Bahrain will be increasing fuel prices starting from Friday. They haven’t mentioned how much the increase would be but said the new move would contribute to providing financial savings and rationalising energy consumption. Bahrain becomes the third country in the Gulf region to bring in reforms in the energy sector after UAE and Saudi Arabia.
Saudi Arabia on Monday announced that they would raise fuel prices by 50 per cent as the country posted a record $98 billion budget deficit in 2015 due to the sharp fall in oil prices. Oman which is losing revenue in a big way could be the next one in the list, analysts said.
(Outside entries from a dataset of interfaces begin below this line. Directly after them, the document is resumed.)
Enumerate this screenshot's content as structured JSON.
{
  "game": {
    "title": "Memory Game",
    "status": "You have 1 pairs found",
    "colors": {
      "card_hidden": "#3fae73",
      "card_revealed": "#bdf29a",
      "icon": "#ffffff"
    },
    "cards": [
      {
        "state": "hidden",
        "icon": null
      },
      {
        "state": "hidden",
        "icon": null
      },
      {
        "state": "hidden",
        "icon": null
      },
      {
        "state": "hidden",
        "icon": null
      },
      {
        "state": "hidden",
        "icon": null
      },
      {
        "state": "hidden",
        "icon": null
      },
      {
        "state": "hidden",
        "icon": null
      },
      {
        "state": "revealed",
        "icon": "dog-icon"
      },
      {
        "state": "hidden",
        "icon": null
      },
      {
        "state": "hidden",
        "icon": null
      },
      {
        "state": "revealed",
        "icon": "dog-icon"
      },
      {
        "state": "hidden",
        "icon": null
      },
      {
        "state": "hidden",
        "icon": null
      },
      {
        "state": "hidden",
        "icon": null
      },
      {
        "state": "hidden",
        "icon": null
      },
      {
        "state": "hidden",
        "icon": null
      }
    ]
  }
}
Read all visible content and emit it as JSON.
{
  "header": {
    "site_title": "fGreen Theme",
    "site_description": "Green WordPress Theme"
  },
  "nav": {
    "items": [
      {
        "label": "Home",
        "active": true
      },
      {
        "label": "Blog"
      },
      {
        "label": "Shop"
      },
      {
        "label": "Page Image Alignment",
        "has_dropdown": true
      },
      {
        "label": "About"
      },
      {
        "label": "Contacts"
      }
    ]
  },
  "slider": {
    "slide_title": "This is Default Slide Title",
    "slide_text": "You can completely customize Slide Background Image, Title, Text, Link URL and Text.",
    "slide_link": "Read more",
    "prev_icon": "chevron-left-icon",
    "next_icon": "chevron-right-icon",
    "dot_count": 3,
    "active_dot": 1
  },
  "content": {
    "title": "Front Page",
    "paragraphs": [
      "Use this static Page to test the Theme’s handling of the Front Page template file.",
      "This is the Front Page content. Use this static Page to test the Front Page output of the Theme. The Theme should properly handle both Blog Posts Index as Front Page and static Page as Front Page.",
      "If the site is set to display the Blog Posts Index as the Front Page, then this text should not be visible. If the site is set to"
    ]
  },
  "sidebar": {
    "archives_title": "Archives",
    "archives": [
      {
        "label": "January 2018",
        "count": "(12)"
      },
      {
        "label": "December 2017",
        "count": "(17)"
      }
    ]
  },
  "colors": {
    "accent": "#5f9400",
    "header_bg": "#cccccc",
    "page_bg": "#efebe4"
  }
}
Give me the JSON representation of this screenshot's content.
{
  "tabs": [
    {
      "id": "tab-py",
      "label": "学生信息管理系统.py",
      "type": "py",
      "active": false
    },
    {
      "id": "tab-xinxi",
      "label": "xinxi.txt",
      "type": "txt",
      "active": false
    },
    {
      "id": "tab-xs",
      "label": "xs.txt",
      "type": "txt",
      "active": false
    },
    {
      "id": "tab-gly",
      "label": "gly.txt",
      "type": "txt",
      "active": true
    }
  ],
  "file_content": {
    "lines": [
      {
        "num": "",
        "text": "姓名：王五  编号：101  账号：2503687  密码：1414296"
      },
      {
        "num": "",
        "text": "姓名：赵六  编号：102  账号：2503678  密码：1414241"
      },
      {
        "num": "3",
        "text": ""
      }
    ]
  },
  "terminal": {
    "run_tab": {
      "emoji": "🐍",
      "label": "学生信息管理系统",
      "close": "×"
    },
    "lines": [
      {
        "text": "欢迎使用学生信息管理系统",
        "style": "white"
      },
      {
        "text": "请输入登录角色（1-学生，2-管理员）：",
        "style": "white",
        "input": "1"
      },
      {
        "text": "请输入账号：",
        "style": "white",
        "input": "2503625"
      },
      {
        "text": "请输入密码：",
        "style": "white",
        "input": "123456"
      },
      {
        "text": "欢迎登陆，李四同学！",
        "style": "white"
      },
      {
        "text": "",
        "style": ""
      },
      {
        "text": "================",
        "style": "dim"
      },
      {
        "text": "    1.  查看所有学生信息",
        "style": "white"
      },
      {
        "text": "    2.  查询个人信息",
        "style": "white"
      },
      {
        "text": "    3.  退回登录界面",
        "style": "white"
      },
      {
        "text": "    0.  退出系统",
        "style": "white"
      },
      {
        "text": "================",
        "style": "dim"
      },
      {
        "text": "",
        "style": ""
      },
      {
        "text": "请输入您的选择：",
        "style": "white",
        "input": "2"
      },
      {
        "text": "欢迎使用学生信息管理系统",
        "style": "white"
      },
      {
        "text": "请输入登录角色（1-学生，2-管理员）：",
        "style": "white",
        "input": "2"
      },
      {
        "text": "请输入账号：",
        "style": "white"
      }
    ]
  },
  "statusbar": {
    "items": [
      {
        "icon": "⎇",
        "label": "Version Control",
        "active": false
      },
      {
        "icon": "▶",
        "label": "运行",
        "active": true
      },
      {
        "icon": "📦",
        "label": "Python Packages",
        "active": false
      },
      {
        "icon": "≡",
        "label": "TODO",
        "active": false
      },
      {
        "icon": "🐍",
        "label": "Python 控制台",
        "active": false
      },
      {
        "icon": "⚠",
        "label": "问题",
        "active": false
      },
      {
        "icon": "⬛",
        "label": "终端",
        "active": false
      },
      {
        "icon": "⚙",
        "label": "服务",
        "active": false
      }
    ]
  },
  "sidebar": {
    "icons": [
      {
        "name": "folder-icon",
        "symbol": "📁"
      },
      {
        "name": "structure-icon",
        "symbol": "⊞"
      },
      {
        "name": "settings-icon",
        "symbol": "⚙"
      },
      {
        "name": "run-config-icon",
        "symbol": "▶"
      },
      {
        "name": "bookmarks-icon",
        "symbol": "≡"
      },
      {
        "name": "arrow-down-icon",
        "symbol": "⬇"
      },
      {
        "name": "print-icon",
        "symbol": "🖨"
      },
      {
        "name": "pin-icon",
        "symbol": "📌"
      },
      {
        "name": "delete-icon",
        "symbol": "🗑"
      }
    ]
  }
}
Edward Bell, a commodity analyst at Emirates NBD, said Qatar and Kuwait are probably in a safer position. “Kuwait historically has actually had problems in under spending. It has bit of a better fiscal position to be in. Qatar again is quite similar in that respect.”
According to Bell, there is awareness among Gulf countries that they can’t bank on oil prices staying very high for protracted period of time like in 2010 to halfway through 2014. Energy subsidies represent a direct cost of 3.4 per cent of GDP for GCC governments, and petroleum accounts for about two-thirds of energy subsidies in the GCC, while electricity and natural gas together represent another third.
3 A bearish case for Indian rupee (Matein Khalid in Khaleej Times) I watch the fall of the Indian rupee to two-year lows at 66 with deep concern. The Fed rate hikes coincide with offshore money outflows from Dalal Street, the reason the Sensex was slammed to 25,000. Conventional wisdom states that RBI Governor Rajan - India's Paul Volcker - alone is sufficient to stabilise the rupee. Wrong. The Indian rupee can well fall to 74 against the US dollar in 2016. Why?
India's banking crisis is slowly morphing into an external debt crisis. This was the reason the rupee was Asia's worst-performing currency in November 2015, even though crude oil collapsed 12 per cent even before the Vienna debacle. True, RBI reserves are $350 billion, well above the August 2013 "taper tantrum" levels at $275 billion. Yet these reserves are a mere 16 per cent of GDP, far below, say, Singapore's 100 per cent or Taiwan's 84 per cent of GDP.
India's foreign debt and external liabilities have risen alarmingly even as the current account deficit has narrowed to two per cent of GDP, thanks to a $60 billion crude oil import bill windfall. India's net international investments (assets liabilities) is now an alarming $370 billion, a six-fold rise since the 2008 financial crisis. Offshore hot money, short term borrowings and trade credit done is $300 billion.
India's foreign reserves are low compared to its external debt, a kiss of death for the rupee in a higher Fed rate and King Dollar milieu. India's external debt (government and private) is now a dangerous 1.45 times state reserves Short-term external debt is 25 per cent of sovereign reserves. The real sword of Damocles for the Indian rupee is the surge in private sector external borrowings, now a staggering 19 per cent of GDP.
India's private sector is leveraged and faces a short US dollar funding mismatch that will spell disaster in 2016 as King Dollar continues to rise. Indian banking's non-performing/restructured loan ratio is a shocking 11 per cent of all loans in 2015, the reason Dr Rajan ordered a hike in provisions. Private sector debt has basically doubled in the past decade.
To borrow a Churchillian metaphor, never in the history of Indian capitalism have so few owed so much to so many. Corporate leverage is at dangerous levels at a time when world trade is shrinking, $200 billion in bad loans gut the banking system and a fall in inflation has raised real borrowing costs. This is the worst possible global economic and monetary environment to have an external debt crisis.